If we accept that this is an important consideration, then perhaps the application assessment process should include an interview – at present it generally does not. This would help to more meaningfully and qualitatively assess integration into society. For example, the ability to understand Singlish and appreciate local culture ought to be definite plus points.

In terms of pure quantitative factors, Hong Kong requires its permanent resident applicants to have lived, worked or studied there for seven years prior to their applications – with applicants meeting that criterion quite likely to then be granted permanent residency.

Given the importance of social integration though, measuring quantitative benchmarks in a vacuum – like the length of stay – is probably unhelpful. The quantitative can, but does not necessarily have a bearing on the qualitative. After all, it is possible for foreigners to stay here for years and years, while keeping within their small expatriate social circle and never making much attempt to get to know Singaporeans or assimilate with local culture. I recall being shocked a while back when a Japanese client sadly told me that his wife, who had stayed with him in Singapore for years, could still barely speak English – and that his schoolgoing children were not that much better. If we are looking for benchmarks to help assess integration, it might actually be worth looking at which foreigners (or which foreigners have kids who) have attended local schools – now that is an excellent way to get immersed into Singapore culture.

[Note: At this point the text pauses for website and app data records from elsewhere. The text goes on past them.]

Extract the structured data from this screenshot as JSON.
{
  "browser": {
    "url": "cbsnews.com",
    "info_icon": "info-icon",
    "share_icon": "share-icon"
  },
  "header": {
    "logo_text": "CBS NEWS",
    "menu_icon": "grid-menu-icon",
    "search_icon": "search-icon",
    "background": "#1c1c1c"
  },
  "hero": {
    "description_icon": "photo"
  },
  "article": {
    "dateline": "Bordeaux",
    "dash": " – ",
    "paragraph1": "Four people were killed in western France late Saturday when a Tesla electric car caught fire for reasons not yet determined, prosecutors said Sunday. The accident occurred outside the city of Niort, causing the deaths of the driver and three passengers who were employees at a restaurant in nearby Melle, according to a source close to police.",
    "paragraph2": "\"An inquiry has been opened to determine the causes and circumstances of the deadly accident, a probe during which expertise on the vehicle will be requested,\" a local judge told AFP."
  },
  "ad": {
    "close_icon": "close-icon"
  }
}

All this is, of course, chasing the elusive question of what it means, and how important it is, to identify as Singaporean. It is not so much about where you were born, since most of us here are second, third or fourth generation immigrants anyway, but rather where it is you truly call home.


TSMP law corporation